▸ **Data**:
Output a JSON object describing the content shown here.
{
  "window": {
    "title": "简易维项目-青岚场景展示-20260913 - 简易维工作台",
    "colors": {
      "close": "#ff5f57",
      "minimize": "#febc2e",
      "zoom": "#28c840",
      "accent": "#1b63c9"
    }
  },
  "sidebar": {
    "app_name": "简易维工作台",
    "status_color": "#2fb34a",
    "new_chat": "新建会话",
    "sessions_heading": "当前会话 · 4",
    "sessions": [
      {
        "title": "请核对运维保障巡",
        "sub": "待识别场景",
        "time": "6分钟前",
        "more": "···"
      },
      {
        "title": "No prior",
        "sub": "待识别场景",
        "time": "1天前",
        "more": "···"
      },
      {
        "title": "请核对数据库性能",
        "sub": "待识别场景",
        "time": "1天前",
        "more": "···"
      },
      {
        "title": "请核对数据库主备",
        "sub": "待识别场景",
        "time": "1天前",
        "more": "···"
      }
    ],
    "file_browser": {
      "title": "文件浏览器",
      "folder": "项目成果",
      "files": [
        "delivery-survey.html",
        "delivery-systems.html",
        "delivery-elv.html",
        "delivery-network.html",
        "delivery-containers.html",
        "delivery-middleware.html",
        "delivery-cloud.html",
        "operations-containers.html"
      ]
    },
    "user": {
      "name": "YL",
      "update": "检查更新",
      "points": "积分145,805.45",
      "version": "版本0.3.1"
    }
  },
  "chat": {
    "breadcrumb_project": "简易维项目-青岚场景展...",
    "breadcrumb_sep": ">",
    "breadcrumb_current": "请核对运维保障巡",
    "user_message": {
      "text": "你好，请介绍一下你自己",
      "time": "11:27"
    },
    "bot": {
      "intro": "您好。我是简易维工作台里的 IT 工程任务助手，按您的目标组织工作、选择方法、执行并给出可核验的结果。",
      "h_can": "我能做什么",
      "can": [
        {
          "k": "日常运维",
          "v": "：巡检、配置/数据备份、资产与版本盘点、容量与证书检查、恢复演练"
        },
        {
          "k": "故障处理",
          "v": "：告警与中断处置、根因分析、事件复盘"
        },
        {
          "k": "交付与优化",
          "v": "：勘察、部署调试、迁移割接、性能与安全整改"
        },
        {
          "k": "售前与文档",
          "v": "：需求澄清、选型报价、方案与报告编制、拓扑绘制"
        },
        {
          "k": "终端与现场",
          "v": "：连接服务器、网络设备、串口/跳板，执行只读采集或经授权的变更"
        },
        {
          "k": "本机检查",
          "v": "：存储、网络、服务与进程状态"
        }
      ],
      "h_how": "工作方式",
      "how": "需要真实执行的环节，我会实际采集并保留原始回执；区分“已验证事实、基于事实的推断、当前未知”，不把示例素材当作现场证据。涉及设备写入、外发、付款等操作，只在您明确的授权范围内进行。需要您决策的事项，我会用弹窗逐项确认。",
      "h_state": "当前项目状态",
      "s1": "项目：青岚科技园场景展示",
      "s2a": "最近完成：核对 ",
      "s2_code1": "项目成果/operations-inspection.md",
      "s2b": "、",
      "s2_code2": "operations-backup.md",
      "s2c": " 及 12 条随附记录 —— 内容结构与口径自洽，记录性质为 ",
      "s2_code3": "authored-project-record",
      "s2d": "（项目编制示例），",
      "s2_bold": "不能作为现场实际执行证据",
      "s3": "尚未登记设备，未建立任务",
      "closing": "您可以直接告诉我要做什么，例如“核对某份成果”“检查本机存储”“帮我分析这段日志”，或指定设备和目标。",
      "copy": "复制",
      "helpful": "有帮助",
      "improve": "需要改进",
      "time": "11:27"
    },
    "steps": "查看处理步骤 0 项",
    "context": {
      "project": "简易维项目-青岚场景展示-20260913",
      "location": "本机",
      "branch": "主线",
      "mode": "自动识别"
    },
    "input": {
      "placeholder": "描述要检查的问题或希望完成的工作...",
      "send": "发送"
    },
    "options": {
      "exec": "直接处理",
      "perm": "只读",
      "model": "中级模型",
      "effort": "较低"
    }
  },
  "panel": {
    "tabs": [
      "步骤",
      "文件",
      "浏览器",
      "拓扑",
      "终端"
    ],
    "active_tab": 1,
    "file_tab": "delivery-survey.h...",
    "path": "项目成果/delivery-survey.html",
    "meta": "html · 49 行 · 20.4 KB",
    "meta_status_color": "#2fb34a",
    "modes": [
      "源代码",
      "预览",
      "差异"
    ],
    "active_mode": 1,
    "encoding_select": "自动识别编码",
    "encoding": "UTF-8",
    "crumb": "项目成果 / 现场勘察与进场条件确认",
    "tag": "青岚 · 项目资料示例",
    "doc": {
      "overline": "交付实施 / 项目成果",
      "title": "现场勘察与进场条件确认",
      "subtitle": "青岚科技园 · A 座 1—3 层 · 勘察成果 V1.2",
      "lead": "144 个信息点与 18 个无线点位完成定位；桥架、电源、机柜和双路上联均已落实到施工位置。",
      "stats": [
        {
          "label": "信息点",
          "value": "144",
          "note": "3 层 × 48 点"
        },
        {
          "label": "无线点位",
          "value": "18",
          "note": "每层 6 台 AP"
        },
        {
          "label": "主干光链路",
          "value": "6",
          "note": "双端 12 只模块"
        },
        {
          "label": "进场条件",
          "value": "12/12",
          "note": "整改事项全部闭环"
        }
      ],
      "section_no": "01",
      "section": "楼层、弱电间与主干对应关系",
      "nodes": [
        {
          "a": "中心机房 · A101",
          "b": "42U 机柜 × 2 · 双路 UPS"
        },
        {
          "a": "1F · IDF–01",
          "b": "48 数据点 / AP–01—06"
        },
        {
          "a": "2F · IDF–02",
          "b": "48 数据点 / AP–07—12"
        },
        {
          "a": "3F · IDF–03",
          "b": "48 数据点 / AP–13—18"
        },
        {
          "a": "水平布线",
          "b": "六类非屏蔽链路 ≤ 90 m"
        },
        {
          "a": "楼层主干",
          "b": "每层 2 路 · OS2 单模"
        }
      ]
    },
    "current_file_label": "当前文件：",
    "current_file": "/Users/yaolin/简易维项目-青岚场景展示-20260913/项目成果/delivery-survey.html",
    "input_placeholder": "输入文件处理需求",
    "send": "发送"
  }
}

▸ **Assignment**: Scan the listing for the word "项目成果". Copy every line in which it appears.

▸ **Reply to the task**:
      "folder": "项目成果",
      "s2_code1": "项目成果/operations-inspection.md",
    "path": "项目成果/delivery-survey.html",
    "crumb": "项目成果 / 现场勘察与进场条件确认",
      "overline": "交付实施 / 项目成果",
    "current_file": "/Users/yaolin/简易维项目-青岚场景展示-20260913/项目成果/delivery-survey.html",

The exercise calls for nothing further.